  • Adjacent Tooth Preparation: In order to support the bridge, adjacent healthy teeth may need to be reshaped and capped, which can compromise their structure.
  • Potential for Decay: Difficulty in cleaning underneath the bridge may increase the risk of decay and gum disease over time.
  • Limited Lifespan: While durable, bridges may need to be replaced after a certain period, depending on individual factors such as oral hygiene and wear.

What are Alternatives to a Bridge?

Alternative tooth replacement options include dental implants and removable partial dentures. Dental implants offer a permanent solution that mimics the natural tooth structure, while removable dentures provide flexibility and ease of maintenance.

How Much Time Do Bridges and Crowns Last?

Dental bridges and crowns often last a lifetime, but occasionally they may fall off. Maintaining good dental hygiene is one of the best methods to ensure the longevity of your crown or bridge. Dental problems increase the likelihood that the bridge will fail to support due to damage to the teeth or bone supporting the bridge.

If you are having difficulty deciding which dental crown or bridge is ideal for you, contact us now. 

Wrapping Up

Dental crowns and bridges serve as vital components of modern dentistry, providing effective solutions for tooth restoration and replacement. Understanding the purposes, materials, benefits, and drawbacks of these dental prosthetics empowers individuals to make informed decisions about their oral health. 

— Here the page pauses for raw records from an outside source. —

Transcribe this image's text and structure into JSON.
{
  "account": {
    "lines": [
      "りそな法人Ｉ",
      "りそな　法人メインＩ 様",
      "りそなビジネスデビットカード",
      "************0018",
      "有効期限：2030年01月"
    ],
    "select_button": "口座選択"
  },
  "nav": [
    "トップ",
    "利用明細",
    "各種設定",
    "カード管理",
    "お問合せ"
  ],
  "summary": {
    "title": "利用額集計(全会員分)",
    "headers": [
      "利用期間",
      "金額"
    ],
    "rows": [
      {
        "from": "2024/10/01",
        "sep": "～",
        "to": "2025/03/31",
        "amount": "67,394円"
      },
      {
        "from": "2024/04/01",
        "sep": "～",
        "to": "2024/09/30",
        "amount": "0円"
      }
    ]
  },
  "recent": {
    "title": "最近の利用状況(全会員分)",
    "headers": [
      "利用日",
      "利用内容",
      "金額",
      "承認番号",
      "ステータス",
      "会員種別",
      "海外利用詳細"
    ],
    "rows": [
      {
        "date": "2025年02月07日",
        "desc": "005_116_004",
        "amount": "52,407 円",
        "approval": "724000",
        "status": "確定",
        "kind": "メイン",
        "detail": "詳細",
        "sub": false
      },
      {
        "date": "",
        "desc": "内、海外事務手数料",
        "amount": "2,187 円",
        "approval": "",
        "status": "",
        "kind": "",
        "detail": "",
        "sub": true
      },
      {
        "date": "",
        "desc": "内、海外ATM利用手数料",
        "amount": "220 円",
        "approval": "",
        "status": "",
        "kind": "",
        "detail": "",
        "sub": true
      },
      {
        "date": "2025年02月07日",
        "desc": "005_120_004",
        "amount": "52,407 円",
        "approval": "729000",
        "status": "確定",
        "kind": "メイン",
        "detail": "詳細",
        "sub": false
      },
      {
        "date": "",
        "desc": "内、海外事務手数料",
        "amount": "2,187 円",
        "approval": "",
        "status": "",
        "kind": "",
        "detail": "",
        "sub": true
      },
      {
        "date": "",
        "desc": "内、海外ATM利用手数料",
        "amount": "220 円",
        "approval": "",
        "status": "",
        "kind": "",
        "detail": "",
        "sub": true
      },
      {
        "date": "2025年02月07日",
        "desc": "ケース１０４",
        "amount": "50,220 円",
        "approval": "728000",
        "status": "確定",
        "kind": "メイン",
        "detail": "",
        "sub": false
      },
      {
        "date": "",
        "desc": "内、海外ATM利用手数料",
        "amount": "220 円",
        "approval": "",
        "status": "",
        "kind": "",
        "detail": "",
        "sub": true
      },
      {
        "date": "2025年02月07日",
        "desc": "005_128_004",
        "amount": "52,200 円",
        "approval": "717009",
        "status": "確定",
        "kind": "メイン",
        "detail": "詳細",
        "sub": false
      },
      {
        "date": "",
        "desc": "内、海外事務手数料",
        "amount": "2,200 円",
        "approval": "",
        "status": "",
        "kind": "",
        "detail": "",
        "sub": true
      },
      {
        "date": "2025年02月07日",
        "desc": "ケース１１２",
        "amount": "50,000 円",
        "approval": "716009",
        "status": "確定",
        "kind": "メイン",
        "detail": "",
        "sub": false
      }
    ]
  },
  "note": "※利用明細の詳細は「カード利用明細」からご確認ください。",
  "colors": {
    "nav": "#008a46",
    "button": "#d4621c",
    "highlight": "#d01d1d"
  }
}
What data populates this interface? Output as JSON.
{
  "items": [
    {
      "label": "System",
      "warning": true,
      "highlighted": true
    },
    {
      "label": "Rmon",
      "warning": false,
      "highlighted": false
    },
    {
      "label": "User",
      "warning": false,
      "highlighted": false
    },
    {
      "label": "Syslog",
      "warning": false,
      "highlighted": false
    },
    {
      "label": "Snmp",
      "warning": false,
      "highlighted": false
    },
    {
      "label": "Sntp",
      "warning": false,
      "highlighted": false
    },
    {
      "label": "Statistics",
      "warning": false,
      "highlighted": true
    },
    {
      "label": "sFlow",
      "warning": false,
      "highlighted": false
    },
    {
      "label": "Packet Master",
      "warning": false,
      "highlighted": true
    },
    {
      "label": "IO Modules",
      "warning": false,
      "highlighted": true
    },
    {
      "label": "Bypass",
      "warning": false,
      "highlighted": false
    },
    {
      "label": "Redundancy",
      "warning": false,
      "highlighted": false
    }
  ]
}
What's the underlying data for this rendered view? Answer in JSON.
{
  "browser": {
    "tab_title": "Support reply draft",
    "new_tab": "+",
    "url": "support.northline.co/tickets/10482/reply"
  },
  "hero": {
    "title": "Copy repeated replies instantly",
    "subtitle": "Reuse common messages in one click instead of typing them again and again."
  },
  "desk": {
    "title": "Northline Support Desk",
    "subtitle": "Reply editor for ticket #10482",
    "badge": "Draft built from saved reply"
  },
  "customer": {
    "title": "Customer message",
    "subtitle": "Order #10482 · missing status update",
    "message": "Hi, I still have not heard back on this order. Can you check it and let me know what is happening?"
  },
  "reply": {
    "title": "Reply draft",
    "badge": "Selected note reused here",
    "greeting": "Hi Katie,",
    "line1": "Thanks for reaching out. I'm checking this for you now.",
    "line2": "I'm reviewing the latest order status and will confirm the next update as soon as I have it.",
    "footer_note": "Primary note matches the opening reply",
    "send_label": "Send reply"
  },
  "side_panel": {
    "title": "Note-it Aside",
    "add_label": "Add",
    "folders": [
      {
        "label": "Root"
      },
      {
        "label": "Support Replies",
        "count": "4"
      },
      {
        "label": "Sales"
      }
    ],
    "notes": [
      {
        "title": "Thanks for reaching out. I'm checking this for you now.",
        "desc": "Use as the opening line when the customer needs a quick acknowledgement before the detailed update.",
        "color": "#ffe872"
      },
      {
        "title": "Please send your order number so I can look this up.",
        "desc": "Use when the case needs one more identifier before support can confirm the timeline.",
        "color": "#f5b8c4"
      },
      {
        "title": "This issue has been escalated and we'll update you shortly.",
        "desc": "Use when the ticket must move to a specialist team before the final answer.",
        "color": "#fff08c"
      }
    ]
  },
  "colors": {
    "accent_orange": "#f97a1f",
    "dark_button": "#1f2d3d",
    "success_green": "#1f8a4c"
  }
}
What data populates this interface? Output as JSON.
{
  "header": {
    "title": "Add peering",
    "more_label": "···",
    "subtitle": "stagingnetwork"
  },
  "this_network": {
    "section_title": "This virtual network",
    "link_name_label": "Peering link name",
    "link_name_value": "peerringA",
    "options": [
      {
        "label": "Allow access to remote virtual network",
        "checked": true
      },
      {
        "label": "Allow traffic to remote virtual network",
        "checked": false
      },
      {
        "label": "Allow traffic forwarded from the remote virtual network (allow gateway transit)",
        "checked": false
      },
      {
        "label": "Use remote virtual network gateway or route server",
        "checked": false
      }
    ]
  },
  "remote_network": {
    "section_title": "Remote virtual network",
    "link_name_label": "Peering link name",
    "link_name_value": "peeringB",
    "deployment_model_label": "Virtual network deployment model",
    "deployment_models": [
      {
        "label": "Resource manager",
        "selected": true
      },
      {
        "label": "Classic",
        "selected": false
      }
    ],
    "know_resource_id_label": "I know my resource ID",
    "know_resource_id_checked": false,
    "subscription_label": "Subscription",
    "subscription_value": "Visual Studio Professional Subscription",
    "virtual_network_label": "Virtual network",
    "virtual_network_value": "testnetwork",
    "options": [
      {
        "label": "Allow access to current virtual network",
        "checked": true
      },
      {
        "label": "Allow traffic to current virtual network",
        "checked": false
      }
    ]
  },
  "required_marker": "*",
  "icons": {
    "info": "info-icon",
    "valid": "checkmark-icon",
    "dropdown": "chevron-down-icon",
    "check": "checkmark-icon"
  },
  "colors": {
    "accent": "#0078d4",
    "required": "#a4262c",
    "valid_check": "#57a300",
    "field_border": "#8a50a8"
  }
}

Whether seeking to repair damaged teeth or replace missing ones, consulting with a qualified dental professional can help determine the most suitable treatment option for achieving optimal oral function.